He massaged his fists. “Punches generate a lot of force if thrown correctly and if you hit one of the harder parts of the head. Like the forehead. Your hand is full of small bones, and the human skull is basically one huge bone. More so for some than others. Breaking your hand is easy. So, expect it to hurt. It’s not like what you see in the movies and on television.”
* * *
It was their fourth session at the range in two days.
“Squeeze gently but firmly. Even pressure.”
Morgan squinted along the sights of the Sig Sauer P226 MK25 pistol at the target the silhouette of a man 25 feet away.
“Imagine the trigger is a nipple, touch it lovingly but with determination.” Alex paused and apologized “Sorry that slipped out… I’ve only trained other men.”
Morgan lowered the gun to her side. “Where do you get these little sayings of yours?”
“A training sergeant taught me. He was quite the breast man.” Alex held his hand out, and Morgan gave him the pistol. In a smooth motion, he raised it downrange and quickly tripped off the fifteen rounds in the clip. Punching the button next to him brought the target to them. Fourteen of the shots were in a four-inch cluster just right of center mass. Right where the heart would be. The fifteenth was just below where the nose would be. “Sergeant Dixon knew what he was doing. It worked with me.” Alex ejected the clip.
Morgan took the target and laid it over the ammo table in front of them. She tapped the single bullet hole in the head.
“Oh, that.” Alex inserted a clip and safed the gun. “That’s for people I dislike who talk too much.” He clipped a new target on, pressed the button sending it back down the range and handed the gun to Morgan. “Here you go. Now feel its stiffness; like they get in the cold. But also, when she’s warming up. Breathe in. Let it out then give it a steady pull.”

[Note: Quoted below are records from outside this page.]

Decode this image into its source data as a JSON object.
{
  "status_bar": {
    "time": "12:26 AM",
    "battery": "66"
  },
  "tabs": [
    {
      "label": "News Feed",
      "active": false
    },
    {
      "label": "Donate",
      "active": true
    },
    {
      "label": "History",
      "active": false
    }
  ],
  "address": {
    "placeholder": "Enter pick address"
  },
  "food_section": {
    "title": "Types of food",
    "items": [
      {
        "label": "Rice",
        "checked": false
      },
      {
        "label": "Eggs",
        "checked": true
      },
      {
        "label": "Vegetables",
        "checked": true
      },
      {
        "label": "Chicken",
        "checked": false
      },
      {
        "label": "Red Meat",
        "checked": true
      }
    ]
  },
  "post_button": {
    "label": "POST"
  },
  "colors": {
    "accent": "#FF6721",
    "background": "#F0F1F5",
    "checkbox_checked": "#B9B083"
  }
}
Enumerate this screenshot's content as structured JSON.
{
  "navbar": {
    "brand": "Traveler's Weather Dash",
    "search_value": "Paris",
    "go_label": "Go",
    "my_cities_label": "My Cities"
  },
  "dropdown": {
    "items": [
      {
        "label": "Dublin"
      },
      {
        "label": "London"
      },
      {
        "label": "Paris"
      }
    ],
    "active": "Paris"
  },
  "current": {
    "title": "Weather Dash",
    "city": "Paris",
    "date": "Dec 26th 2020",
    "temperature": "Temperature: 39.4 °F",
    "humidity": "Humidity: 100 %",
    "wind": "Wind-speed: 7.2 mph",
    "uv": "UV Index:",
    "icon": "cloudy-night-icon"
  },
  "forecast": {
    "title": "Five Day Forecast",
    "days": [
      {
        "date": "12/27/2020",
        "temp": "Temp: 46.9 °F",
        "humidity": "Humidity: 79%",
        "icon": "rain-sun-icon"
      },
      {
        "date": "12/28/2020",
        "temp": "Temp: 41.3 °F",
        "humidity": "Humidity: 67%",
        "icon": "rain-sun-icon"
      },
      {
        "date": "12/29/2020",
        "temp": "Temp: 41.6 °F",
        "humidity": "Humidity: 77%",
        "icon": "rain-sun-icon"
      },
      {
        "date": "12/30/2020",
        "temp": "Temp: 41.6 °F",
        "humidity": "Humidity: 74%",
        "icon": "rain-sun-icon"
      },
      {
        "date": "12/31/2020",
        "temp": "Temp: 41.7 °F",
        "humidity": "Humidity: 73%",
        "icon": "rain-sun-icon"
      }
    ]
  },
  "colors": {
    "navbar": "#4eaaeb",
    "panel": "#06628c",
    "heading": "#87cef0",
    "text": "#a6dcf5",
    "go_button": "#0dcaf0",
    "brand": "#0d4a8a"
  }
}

Alex picked up the spotter binoculars and looked at the target. A hole had appeared in the chest, heart high and dead on. “Take a look.” He handed them to Morgan who looked at what she had just done. “Told you,” said Alex.